INFORMATION SHOWN START
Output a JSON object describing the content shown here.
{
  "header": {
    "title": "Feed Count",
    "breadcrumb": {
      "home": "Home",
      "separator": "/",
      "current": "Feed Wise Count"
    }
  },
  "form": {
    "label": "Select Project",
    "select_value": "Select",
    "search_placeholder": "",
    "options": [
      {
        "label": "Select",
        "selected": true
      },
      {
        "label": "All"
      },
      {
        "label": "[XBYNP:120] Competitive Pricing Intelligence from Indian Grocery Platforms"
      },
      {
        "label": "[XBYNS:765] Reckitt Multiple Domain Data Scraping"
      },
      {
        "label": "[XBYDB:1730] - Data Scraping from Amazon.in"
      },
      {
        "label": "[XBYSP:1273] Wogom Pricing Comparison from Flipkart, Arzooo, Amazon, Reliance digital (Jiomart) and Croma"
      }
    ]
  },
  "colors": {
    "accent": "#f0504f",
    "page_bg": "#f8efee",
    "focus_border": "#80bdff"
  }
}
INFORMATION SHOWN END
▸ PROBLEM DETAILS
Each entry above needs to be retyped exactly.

▸ ANSWER TO THIS EXERCISE
Output a JSON object describing the content shown here.
{
  "header": {
    "title": "Feed Count",
    "breadcrumb": {
      "home": "Home",
      "separator": "/",
      "current": "Feed Wise Count"
    }
  },
  "form": {
    "label": "Select Project",
    "select_value": "Select",
    "search_placeholder": "",
    "options": [
      {
        "label": "Select",
        "selected": true
      },
      {
        "label": "All"
      },
      {
        "label": "[XBYNP:120] Competitive Pricing Intelligence from Indian Grocery Platforms"
      },
      {
        "label": "[XBYNS:765] Reckitt Multiple Domain Data Scraping"
      },
      {
        "label": "[XBYDB:1730] - Data Scraping from Amazon.in"
      },
      {
        "label": "[XBYSP:1273] Wogom Pricing Comparison from Flipkart, Arzooo, Amazon, Reliance digital (Jiomart) and Croma"
      }
    ]
  },
  "colors": {
    "accent": "#f0504f",
    "page_bg": "#f8efee",
    "focus_border": "#80bdff"
  }
}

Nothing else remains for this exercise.